#### [Activity]
Give the listing again in full, exactly as it appears.

#### [Data for analysis]

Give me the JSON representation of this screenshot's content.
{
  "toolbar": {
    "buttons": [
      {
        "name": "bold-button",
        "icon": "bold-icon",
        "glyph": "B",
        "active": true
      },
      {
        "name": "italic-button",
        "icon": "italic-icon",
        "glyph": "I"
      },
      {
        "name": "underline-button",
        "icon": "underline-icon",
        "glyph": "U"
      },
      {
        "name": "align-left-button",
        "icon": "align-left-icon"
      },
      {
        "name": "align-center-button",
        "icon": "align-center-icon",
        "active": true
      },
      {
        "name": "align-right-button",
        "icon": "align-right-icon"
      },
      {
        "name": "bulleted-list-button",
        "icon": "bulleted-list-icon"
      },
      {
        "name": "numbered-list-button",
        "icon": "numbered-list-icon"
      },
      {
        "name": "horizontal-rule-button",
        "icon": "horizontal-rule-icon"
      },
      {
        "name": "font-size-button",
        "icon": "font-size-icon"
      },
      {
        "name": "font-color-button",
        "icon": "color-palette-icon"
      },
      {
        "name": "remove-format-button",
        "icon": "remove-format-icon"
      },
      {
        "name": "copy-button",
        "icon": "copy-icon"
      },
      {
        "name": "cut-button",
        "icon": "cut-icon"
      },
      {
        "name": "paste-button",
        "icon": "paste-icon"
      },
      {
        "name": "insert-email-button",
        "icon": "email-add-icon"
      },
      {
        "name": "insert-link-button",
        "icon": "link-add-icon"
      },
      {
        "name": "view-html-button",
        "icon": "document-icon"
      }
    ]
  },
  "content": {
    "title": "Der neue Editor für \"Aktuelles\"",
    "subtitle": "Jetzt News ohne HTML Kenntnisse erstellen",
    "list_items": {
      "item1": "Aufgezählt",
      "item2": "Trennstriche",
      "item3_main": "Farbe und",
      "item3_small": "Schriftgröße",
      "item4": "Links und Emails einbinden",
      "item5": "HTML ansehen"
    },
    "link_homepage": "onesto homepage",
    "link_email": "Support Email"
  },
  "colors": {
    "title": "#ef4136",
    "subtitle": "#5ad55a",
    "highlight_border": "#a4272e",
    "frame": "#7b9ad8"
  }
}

#### [Exercise output]
Give me the JSON representation of this screenshot's content.
{
  "toolbar": {
    "buttons": [
      {
        "name": "bold-button",
        "icon": "bold-icon",
        "glyph": "B",
        "active": true
      },
      {
        "name": "italic-button",
        "icon": "italic-icon",
        "glyph": "I"
      },
      {
        "name": "underline-button",
        "icon": "underline-icon",
        "glyph": "U"
      },
      {
        "name": "align-left-button",
        "icon": "align-left-icon"
      },
      {
        "name": "align-center-button",
        "icon": "align-center-icon",
        "active": true
      },
      {
        "name": "align-right-button",
        "icon": "align-right-icon"
      },
      {
        "name": "bulleted-list-button",
        "icon": "bulleted-list-icon"
      },
      {
        "name": "numbered-list-button",
        "icon": "numbered-list-icon"
      },
      {
        "name": "horizontal-rule-button",
        "icon": "horizontal-rule-icon"
      },
      {
        "name": "font-size-button",
        "icon": "font-size-icon"
      },
      {
        "name": "font-color-button",
        "icon": "color-palette-icon"
      },
      {
        "name": "remove-format-button",
        "icon": "remove-format-icon"
      },
      {
        "name": "copy-button",
        "icon": "copy-icon"
      },
      {
        "name": "cut-button",
        "icon": "cut-icon"
      },
      {
        "name": "paste-button",
        "icon": "paste-icon"
      },
      {
        "name": "insert-email-button",
        "icon": "email-add-icon"
      },
      {
        "name": "insert-link-button",
        "icon": "link-add-icon"
      },
      {
        "name": "view-html-button",
        "icon": "document-icon"
      }
    ]
  },
  "content": {
    "title": "Der neue Editor für \"Aktuelles\"",
    "subtitle": "Jetzt News ohne HTML Kenntnisse erstellen",
    "list_items": {
      "item1": "Aufgezählt",
      "item2": "Trennstriche",
      "item3_main": "Farbe und",
      "item3_small": "Schriftgröße",
      "item4": "Links und Emails einbinden",
      "item5": "HTML ansehen"
    },
    "link_homepage": "onesto homepage",
    "link_email": "Support Email"
  },
  "colors": {
    "title": "#ef4136",
    "subtitle": "#5ad55a",
    "highlight_border": "#a4272e",
    "frame": "#7b9ad8"
  }
}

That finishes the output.